Packaged Foods We buy all-natural tortilla chips from the grocery store and usually have those on hand or I'll occasionally buy whole-wheat crackers to have with cheese but otherwise I don't buy chips or crackers or snacky foods. We all enjoy CLIF or Luna bars so I try to stock up when Azure has cases on sale for less than $1 a bar. They're handy during sports seasons when you're running out the door to a game so though they're not the most frugal, it's a convenience food that's worth it. (Plus I haven't found any particular recipe I've made myself that I've liked) As much as possible we try to stay away from packaged food!
BreadGoal of 2013 is to master making my own bread! For now, we buy 100% whole-wheat all-natural bread from the grocery store for $2-3 a loaf. We buy cases of whole-wheat tortillas to freeze from Azure but I want to make my own of those too. Sandwiches and wraps with veggies and cheese are common around my house - especially with athletes and kids in school. Hamburger buns and things like that aren't usually around but I try to keep one package of the whole-wheat ones from the grocery store in the freezer for a quick meal with veggies and shredded chicken on them.
Does eating healthy take time and planning? YES! Don't say you're too busy to try - I am a part-time student, work 20-25 hours a week, play sports, have a family, and try to sleep 8 hours at night. :) (I know a lot of you are busier than I am and still make it work!) I meal plan once a week, and then grocery store and produce barn shop about once a week or every other week and we pick up Azure every 2 weeks. Planning ahead saves a ton of time.

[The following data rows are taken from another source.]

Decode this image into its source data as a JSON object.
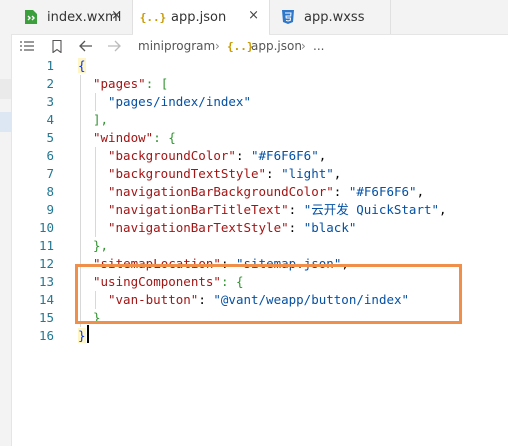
{
  "tabs": [
    {
      "label": "index.wxml",
      "icon": "wxml-file-icon",
      "close": "×"
    },
    {
      "label": "app.json",
      "icon": "json-file-icon",
      "close": "×"
    },
    {
      "label": "app.wxss",
      "icon": "css-file-icon"
    }
  ],
  "breadcrumb": {
    "items": [
      "miniprogram",
      "app.json",
      "..."
    ],
    "json_icon_text": "{..}",
    "separator": "›"
  },
  "toolbar_icons": [
    "list-icon",
    "bookmark-icon",
    "back-arrow-icon",
    "forward-arrow-icon"
  ],
  "line_numbers": [
    "1",
    "2",
    "3",
    "4",
    "5",
    "6",
    "7",
    "8",
    "9",
    "10",
    "11",
    "12",
    "13",
    "14",
    "15",
    "16"
  ],
  "code": {
    "l1": "{",
    "l2_key": "\"pages\"",
    "l2_rest": ": [",
    "l3": "\"pages/index/index\"",
    "l4": "],",
    "l5_key": "\"window\"",
    "l5_rest": ": {",
    "l6_key": "\"backgroundColor\"",
    "l6_val": "\"#F6F6F6\"",
    "l7_key": "\"backgroundTextStyle\"",
    "l7_val": "\"light\"",
    "l8_key": "\"navigationBarBackgroundColor\"",
    "l8_val": "\"#F6F6F6\"",
    "l9_key": "\"navigationBarTitleText\"",
    "l9_val": "\"云开发 QuickStart\"",
    "l10_key": "\"navigationBarTextStyle\"",
    "l10_val": "\"black\"",
    "l11": "},",
    "l12_key": "\"sitemapLocation\"",
    "l12_val": "\"sitemap.json\"",
    "l13_key": "\"usingComponents\"",
    "l13_rest": ": {",
    "l14_key": "\"van-button\"",
    "l14_val": "\"@vant/weapp/button/index\"",
    "l15": "}",
    "l16": "}"
  },
  "colors": {
    "highlight_box": "#ef8f4a",
    "key": "#a31515",
    "string": "#0451a5",
    "line_number": "#237893"
  }
}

If you're not able to use food in such big quantities, try a food co-op or sharing with a friend. Also I've been trying to get better about bringing reusable bags to the grocery store. They usually give you 5-10c discount per bag and that adds up over time. If you have any tips on how not to forget them in your car, let me know. :P We don't eat out... like ever. Sometimes I will get food after a game out of town but by and large, my family doesn't eat out but for birthdays or celebrations once or twice a year. This also saves major money.

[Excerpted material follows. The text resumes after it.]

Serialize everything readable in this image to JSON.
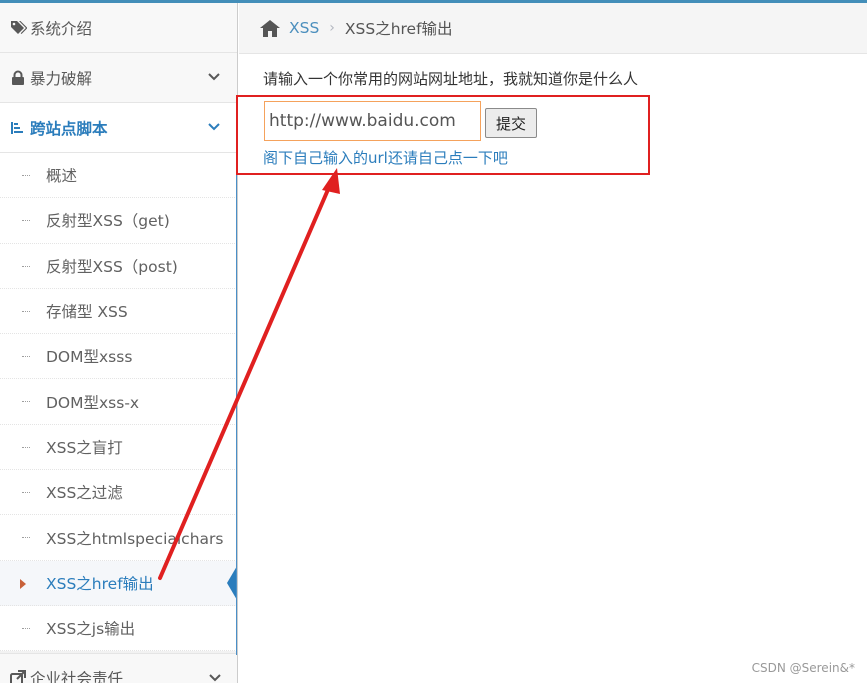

What about you? How do you save on food and how much do you spend? It can be a hard balance to find and I know I'm working to improve as well.